— Aim of the task —
Look for the word "Elemente" in the entries and copy every line where it shows up.

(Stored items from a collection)
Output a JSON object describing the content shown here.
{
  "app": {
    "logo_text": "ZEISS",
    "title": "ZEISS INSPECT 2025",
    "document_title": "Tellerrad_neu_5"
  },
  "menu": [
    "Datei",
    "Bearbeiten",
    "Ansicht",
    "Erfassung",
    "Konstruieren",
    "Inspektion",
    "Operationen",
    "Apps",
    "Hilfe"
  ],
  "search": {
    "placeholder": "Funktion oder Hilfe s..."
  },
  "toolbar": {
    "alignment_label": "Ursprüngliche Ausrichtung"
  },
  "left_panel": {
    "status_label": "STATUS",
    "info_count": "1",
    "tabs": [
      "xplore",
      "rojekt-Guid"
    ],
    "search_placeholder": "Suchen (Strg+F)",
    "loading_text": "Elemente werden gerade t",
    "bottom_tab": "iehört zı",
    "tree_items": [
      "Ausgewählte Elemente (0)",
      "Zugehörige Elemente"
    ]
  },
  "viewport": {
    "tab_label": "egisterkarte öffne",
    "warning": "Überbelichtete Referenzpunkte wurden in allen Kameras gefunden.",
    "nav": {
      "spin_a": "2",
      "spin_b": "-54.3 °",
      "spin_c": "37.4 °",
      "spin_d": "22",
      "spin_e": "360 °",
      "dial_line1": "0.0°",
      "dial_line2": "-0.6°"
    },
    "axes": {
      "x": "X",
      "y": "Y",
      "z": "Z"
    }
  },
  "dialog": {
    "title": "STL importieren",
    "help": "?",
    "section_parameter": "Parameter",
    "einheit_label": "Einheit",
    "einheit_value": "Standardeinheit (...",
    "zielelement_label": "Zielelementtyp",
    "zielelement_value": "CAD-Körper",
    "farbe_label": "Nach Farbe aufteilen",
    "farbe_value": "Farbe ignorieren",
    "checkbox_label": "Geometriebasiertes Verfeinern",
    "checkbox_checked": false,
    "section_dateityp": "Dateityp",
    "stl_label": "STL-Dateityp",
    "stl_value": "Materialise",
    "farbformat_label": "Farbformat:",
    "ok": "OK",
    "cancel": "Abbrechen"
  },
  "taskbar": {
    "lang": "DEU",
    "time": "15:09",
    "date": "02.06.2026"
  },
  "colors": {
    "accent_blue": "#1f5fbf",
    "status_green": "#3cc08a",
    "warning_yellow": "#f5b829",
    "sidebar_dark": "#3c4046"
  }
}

— Exercise solution —
    "loading_text": "Elemente werden gerade t",
      "Ausgewählte Elemente (0)",
      "Zugehörige Elemente"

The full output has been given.